=== Listed entries ===
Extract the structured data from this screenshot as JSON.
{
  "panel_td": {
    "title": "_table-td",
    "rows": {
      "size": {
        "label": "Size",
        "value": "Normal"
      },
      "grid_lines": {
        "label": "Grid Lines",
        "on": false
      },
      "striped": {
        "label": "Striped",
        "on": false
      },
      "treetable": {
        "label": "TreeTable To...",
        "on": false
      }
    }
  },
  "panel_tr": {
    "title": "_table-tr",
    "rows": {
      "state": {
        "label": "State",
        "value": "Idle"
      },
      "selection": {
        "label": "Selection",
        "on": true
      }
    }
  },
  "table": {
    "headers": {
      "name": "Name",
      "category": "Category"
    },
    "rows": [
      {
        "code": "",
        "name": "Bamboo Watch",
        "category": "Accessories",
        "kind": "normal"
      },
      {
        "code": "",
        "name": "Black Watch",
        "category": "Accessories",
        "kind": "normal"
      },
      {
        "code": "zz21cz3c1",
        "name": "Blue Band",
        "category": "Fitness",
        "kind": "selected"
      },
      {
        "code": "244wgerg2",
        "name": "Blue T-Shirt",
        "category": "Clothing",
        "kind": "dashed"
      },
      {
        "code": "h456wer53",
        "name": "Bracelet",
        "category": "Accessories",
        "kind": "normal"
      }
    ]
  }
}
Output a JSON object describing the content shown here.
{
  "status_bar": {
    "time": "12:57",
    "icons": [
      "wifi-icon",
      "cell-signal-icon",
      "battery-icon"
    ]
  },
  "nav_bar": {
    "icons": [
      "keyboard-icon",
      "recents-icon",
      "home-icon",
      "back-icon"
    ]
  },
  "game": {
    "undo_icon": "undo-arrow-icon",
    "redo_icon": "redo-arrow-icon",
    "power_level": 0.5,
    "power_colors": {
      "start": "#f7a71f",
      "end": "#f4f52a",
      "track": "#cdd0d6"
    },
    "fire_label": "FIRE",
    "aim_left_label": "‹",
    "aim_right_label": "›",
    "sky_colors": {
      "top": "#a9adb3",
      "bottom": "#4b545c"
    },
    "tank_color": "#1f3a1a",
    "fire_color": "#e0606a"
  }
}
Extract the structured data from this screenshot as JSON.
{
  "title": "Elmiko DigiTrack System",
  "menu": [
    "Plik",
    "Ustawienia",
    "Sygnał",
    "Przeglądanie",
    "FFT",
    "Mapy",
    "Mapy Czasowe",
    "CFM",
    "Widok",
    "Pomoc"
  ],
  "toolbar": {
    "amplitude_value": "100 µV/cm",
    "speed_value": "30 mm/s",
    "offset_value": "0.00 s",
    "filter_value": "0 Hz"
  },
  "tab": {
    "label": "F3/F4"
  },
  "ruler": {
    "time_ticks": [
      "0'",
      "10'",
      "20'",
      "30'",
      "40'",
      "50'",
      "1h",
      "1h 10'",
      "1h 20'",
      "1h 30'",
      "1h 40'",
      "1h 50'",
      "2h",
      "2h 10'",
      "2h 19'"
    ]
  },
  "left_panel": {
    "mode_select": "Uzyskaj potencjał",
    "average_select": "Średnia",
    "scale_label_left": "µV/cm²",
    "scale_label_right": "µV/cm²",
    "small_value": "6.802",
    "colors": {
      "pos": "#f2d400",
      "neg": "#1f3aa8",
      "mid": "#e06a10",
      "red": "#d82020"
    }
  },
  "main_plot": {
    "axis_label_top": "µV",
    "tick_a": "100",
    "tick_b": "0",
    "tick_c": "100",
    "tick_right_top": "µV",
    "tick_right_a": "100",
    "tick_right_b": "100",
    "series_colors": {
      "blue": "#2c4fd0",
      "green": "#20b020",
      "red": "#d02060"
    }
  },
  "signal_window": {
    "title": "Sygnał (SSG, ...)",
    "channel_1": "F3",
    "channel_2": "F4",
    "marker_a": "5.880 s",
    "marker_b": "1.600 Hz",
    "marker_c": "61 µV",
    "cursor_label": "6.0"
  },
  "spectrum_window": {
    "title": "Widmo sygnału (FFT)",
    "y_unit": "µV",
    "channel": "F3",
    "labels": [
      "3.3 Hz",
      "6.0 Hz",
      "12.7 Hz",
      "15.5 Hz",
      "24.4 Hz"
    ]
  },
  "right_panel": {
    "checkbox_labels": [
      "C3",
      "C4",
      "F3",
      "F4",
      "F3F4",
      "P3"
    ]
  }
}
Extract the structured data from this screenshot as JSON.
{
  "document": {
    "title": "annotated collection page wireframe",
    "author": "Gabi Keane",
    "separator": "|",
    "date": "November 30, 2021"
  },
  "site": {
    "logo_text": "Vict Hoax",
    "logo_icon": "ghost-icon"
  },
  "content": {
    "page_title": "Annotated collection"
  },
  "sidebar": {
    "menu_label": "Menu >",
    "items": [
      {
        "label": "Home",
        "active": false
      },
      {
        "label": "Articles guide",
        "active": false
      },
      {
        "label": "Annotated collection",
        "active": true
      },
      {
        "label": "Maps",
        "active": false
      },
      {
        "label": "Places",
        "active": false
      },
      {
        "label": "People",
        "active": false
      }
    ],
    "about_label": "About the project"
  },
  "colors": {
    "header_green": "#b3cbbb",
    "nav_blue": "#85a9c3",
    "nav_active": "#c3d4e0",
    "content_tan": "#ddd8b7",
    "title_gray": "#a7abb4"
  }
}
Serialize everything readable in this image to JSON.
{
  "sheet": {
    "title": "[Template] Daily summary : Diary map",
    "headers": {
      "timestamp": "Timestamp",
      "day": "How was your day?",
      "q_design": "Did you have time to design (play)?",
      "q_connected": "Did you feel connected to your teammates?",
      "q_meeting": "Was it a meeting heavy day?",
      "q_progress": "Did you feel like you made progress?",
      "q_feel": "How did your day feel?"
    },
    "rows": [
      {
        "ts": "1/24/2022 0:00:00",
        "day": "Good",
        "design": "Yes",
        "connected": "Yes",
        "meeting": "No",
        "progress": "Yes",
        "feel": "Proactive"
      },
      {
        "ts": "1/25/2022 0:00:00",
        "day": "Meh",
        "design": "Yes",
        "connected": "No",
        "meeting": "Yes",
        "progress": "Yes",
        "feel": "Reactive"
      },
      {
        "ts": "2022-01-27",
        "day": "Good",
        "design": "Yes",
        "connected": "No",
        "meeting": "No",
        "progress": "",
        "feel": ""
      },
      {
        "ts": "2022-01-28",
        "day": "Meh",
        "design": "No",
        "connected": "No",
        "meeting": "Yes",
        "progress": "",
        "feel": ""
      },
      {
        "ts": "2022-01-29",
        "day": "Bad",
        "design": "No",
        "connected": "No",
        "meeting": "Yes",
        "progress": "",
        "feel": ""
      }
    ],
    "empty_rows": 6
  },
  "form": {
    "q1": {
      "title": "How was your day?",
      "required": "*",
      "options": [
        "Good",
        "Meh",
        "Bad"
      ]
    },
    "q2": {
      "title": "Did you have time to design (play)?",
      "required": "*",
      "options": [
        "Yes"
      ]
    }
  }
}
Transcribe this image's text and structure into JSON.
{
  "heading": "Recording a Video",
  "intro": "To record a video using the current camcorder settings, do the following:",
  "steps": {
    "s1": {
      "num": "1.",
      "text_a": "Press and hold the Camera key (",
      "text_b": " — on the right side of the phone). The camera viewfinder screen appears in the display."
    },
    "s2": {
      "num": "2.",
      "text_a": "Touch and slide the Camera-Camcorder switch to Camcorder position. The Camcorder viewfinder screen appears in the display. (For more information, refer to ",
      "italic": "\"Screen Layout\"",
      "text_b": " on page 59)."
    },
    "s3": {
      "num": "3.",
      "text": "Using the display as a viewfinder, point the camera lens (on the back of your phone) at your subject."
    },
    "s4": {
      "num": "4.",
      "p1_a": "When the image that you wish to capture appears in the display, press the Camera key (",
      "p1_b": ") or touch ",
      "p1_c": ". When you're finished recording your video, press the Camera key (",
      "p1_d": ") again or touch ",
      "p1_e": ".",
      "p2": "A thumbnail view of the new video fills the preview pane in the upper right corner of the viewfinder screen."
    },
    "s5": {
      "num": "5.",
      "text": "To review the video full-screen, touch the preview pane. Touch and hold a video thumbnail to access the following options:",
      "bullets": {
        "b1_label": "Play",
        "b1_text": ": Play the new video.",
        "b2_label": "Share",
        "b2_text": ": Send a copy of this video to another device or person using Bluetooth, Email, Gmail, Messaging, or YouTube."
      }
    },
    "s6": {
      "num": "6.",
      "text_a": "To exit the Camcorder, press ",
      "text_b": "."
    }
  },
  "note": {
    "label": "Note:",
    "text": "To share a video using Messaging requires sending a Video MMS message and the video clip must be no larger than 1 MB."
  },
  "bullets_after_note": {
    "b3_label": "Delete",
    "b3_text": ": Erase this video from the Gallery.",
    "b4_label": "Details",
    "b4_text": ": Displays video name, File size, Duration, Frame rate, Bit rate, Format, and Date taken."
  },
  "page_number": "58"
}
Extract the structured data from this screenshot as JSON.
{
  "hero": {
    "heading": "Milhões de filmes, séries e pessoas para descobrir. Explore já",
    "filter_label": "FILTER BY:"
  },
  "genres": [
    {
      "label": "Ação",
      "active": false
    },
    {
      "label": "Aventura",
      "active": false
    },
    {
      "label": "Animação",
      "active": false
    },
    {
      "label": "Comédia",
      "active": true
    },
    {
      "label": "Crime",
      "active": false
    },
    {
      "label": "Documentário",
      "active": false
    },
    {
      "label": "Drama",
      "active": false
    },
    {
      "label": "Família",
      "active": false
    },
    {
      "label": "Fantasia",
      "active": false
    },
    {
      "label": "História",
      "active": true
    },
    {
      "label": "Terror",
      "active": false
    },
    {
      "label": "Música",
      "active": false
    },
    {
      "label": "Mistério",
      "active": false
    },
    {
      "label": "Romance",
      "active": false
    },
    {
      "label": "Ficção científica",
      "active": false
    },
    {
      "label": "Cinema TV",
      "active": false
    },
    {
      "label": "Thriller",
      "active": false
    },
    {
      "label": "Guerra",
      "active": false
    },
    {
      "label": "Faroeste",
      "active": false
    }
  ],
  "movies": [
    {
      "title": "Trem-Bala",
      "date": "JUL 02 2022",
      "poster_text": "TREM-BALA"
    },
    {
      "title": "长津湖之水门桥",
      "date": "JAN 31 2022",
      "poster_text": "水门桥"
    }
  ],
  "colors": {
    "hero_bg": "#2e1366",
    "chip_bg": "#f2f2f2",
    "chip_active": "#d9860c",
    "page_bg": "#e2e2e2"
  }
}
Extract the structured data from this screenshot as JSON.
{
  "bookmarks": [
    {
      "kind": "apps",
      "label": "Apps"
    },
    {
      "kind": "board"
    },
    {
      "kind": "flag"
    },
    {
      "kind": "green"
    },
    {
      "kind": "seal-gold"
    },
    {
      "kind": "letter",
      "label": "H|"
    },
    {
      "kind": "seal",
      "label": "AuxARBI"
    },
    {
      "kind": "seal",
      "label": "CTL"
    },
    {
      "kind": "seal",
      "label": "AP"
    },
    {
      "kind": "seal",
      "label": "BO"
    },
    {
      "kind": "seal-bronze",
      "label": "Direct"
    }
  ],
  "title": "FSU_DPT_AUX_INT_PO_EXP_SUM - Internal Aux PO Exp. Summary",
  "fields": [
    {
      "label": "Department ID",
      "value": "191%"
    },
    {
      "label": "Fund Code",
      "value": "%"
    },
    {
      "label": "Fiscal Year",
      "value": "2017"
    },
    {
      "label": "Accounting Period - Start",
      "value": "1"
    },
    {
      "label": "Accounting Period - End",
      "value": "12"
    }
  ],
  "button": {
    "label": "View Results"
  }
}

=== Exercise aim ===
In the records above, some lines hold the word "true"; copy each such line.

=== Worked solution ===
        "on": true
        "active": true
      "active": true
      "active": true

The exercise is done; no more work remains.